If the call indeed takes place, apart from irking China, the call would also be the first such talks since formal diplomatic ties were severed between the nations in 1972.
Earlier in June, when Japan renamed the Senkaku Islands and fully integrated it into the country, Taiwan reasserted its claim over the island. The Taiwanese President said that Taiwan is the legitimate owner of Senkaku and the government will do its best to protect its sovereignty over the island and condemned Japan’s unilateral action.
However, this was not any hyper-nationalist claim of an irrational leader (as seen by many IR observers), but, very calculated and a shrewd move. By repeatedly claiming Senkaku, Taiwan remains a party in ownership over the disputed island. Now, in return for recognizing Senkaku as part of Japan, the Tsai government can ask for ‘quid-pro-quo’ recognition of Taiwan as an independent country.
Writing in Japan Times as early as 2016, Robert D. Eldridge, served as the political adviser to the United States Marine Corps in Japan from 2009 to 2015 argued, “In recognition of Taiwan’s support of Japan’s position on the Senkakus once and for all, Japan should also at the same time recognize Taiwan, as its relations have historically been even closer than those between Taiwan and the United States.”
The article was published a few days after Tsai was first elected in 2016 and Eldridge wrote, “Assuming Taiwan agrees, the latest democratically elected president, Tsai Ing-wen of the Democratic Progressive Party, could use her current influence to seek domestic consensus.”
It seems Tsai liked the idea and was waiting for an opportune time to implement it, and right after Japan integrated Senkaku, she made her first move to get Taiwan recognized by Japan in a quid-pro-quo move.
Japan has always balanced its economic and security ties with Beijing, but the China-made pandemic has altered the geopolitical equations as Japan is now taking a hawkish stance against China.
China’s aggression in the South China Sea has certainly not gone down well with Japan, and the diplomacy rule book is now out of the window. As the Wuhan coronavirus pandemic forces a complete reset in the geopolitical equations, it is in the best interests of both Japan and Taiwan to create a formidable alliance to corner China in the region.
For the alliance to take place, both sides will have to meet at a middle point.
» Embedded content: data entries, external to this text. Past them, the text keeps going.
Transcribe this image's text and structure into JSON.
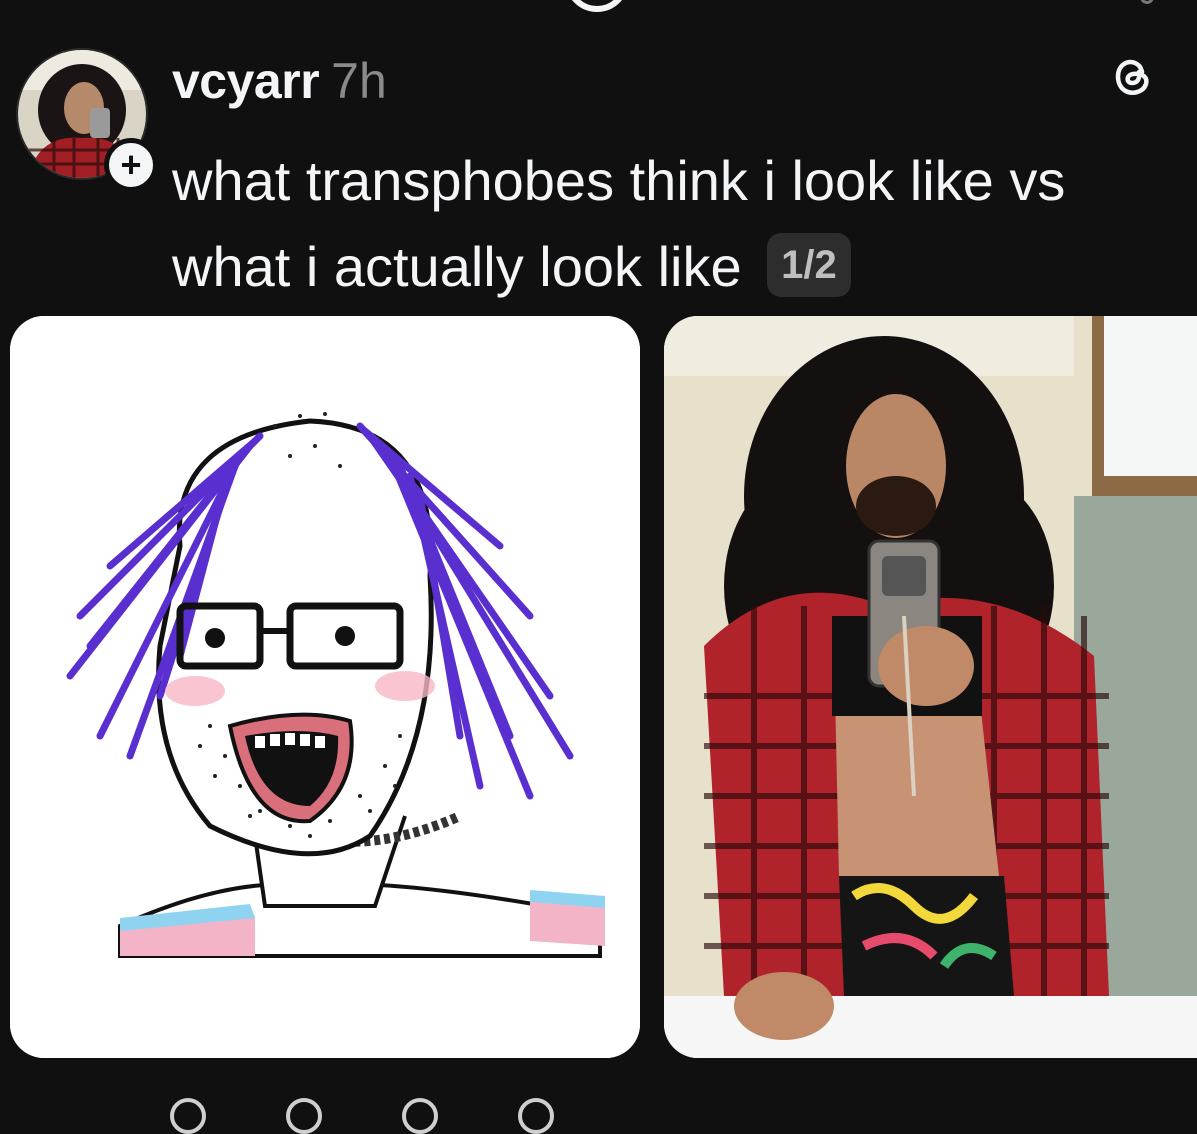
{
  "post": {
    "username": "vcyarr",
    "timestamp": "7h",
    "text": "what transphobes think i look like vs what i actually look like",
    "page_indicator": "1/2"
  },
  "icons": {
    "avatar": "user-avatar",
    "follow": "plus-icon",
    "app": "threads-logo-icon",
    "like": "heart-icon",
    "reply": "comment-icon",
    "repost": "repost-icon",
    "share": "share-icon"
  },
  "colors": {
    "background": "#101010",
    "text": "#f3f5f7",
    "muted": "#8a8a8a",
    "badge_bg": "#2d2d2d"
  }
}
Suga’s expected call to Tsai marks a major change in Japan’s foreign policy and if Taiwan gives up its claims on the Senkaku Islands, Japan may well officially recognise Taiwan.